83- "I was so sleepy now that my eyes refused to close. The lids would not budge down. They were statues of eyes."
107- book
110- "'Have you ever read a book?' I said. 'No,' Fred said. 'I haven't but I don't think I'd want to start by reading one about clouds.'"
112- "Everything is reflected in the Statue of Mirrors if you stand there long enough and empty your mind of everything else but the mirrors, and you must be careful not to want anything from the mirrors. They just have to happen."
118- "'Nobody's to blame. She had a broken heart.'"

August 27, 2008

Ralph Waldo Emerson
4 cards

Writers in the previous post's n+1 pamphlet mentioned wishing they had read Emerson earlier and hold him up alongside Nietzche, if not above.

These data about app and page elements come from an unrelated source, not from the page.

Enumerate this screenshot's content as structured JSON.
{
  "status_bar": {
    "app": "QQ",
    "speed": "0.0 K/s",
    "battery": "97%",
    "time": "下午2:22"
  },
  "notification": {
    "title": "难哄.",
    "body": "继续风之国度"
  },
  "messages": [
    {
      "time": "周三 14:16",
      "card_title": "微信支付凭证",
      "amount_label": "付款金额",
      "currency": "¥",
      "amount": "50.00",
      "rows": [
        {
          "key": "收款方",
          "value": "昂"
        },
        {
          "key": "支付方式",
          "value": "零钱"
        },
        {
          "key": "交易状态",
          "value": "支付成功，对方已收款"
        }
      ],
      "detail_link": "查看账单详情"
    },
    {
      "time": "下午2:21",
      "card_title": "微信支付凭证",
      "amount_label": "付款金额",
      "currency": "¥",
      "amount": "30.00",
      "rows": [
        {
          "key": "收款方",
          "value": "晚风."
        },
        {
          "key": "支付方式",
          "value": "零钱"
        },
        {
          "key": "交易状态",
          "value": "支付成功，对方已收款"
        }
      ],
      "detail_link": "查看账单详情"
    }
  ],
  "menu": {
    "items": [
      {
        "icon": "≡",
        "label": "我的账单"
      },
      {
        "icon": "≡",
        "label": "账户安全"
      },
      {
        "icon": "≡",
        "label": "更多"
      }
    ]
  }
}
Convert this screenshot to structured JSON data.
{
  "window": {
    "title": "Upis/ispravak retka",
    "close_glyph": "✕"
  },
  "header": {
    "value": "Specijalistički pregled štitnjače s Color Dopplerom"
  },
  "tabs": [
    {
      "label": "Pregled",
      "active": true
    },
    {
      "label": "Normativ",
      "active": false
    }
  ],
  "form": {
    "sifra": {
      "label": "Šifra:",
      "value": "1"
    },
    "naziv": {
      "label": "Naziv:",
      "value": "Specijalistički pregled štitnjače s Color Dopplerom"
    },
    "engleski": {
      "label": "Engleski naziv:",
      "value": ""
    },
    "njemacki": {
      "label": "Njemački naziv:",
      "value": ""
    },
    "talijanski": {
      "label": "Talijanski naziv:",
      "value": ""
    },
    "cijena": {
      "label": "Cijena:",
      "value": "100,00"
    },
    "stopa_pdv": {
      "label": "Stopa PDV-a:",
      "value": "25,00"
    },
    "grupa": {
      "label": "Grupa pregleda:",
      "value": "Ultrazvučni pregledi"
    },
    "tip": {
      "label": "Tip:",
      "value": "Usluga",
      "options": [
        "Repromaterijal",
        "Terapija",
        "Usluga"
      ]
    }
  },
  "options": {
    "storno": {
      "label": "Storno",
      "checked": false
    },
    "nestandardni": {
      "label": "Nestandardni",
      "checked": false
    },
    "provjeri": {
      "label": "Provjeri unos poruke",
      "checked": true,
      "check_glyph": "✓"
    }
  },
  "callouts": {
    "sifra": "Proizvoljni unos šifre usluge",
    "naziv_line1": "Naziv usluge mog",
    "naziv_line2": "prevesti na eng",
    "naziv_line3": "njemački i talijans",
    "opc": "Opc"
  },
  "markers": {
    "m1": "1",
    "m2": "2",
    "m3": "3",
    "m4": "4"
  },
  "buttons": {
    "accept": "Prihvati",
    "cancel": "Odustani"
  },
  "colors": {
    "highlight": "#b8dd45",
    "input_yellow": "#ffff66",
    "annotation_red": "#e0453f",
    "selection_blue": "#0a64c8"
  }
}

As I make my way through Emerson this year it seemed like the time to read "Circles" since it was mentioned by them. Emerson, of course, offers all one could hope and more in his reflection on and about circles.

Brief excerpts:
252- the eye
-"Our life is an apprenticeship to the truth that around every circle another can be drawn; that there is no end in nature, but every end is a beginning..."
-"Permanence is but a word of degrees."
253- "The new continents are built out of the ruins of an old planet..."
-"New arts destroy the old."
-"Everything looks permanent until its secret is known."
255- "Men cease to interest us when we find their limitations."
256- "Conversation is a game of circles."
257- "Good as is discourse, silence is better."
-"The field cannot be well seen from within the field."
-"Therefore we value the poet."
259- "'The worse things are, the better they are.'"
260- "I am only an experimenter."
261- "People wish to be settled; only as far as they are unsettled is there any hope for them."
-"Life is a series of surprises."
-"The simplest words- we do not know what they mean expect when we love and aspire."
262- "Nothing great was ever achieved without enthusiasm."
-"'A man,' said Oliver Cromwell, 'never rises so high as when he knows now wither he is going.'"